Ocean Shield 2020 - After action report
Between August 03 and August 12, the Russian Baltic Fleet held its annual Ocean Shield exercise in the Baltic Sea. While smaller compared to last years exercise with only 30 warships participating, this years exercise was more imported because it was build on an offensive scenario, rather then a defensive one during 2019. While the opposing forces of the 2019 exercise were identified as NATO forces, the opposing force of the 2020 was less easy to identify. The offensive nature and swift sea control gained by the Russian Navy could suggest an surprise attack against NATO when few NATO forces are present, or the attack against a neutral country with significant maritime forces, most likely Sweden.
Just like last year, the exercise could be monitored through the use of open source material but unlike 2019 there was less available. Especially the Russian open sources such as state media and main newspapers were less vocal about the progress of Ocean Shield 2020. The third part of the exercise between August 9 and 12, was difficult to monitor as few sources were available, most of them lacking specific details. Nevertheless, a sufficiently detailed after action report could be distilled from OSINT sources in order to see how Ocean Shield 2020 progressed. The after action report will first comprise of the daily information, followed by a summary that looks at the overall scenario.
The Ocean Shield 2020 kicked off with the departure of the participating warships from their bases while minesweepers provided an escort. The specific mission of these minesweepers was not reported by Russian Media though minesweepers usually serve a dual purpose in these exercises. Their first task is to ensure that the routes taken by the warships are free of mines and unexploded ordnance. Their second task is to use their sonar systems to detect and track underwater drones. Given the high amount of sea mines and explosives left over from both World Wars and the Cold War, the first task was most likely the main reason for the deployment of the minesweepers as an escort. 
Russian sources did not provide a detailed overview of which ships were deployed for the Ocean Shield 2020 exercise. Most pictures that were made available on this day showed a fleet formation sailing in line. It later turned out that this was the line up of the Navy Day Parade in Saint Petersburg. This was confirmed as the Udaloy class destroyer RFS Vice-Admiral Kulakov was shown in these pictures. On august 3, this destroyer was passing through the English Channel on her way to a deployment in the Mediterranean. 

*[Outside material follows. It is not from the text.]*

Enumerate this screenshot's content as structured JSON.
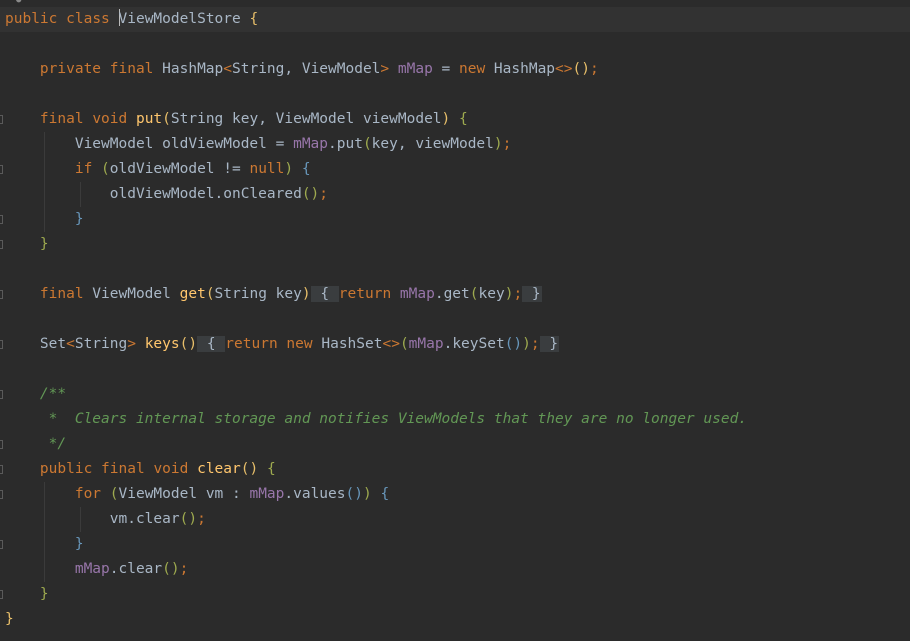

The first major exercise of Ocean Shield 2020 involved an amphibious landing of the 336th Naval Infantry Brigade on the coastline of the Khmelevka training ground in the Kaliningrad Region. Over 20 surface warships and 18 aircraft and helicopters and aircraft took part in this exercise.
The amphibious group itself was made up of the three Ropucha class landing ships, the RFS Korolev, RFS Minsk and RFS Kaliningrad. The Zubr class hovercraft RFS Evgeny Kocheshkov and the Dyugong landing craft RFS Lieutenant Rimsky-Korsakov were also present. In total, this amphibious group landed 25 BTR-82As Armored Personnel Carriers (APCs)
The amphibious landing itself followed the standard procedures which were observed during previous exercises. Ka-27PS helicopters landed detachment of engineers on the coastline who were tasked to create safe passages through the minefields on the beach. Air support for the engineers was provided by at least four Mi-24 helicopters, at least one Mi-8 helicopter and at least two Su-34SM fighter aircraft.
|Intership exercise of Kaliningrad - copyright @Bottema37|
During the evening, three Ropucha class landing ships passed the Oresund`around 2015 Zulu. The vessels were heading north towards the Kattegat and the North Sea. These vessels were identified as the RFS Kaliningrad, the RFS Korolev and the RFS Minsk. Several minutes later, a German replenishment vessel of the Elbe class passed by, shadowing the Russian warships.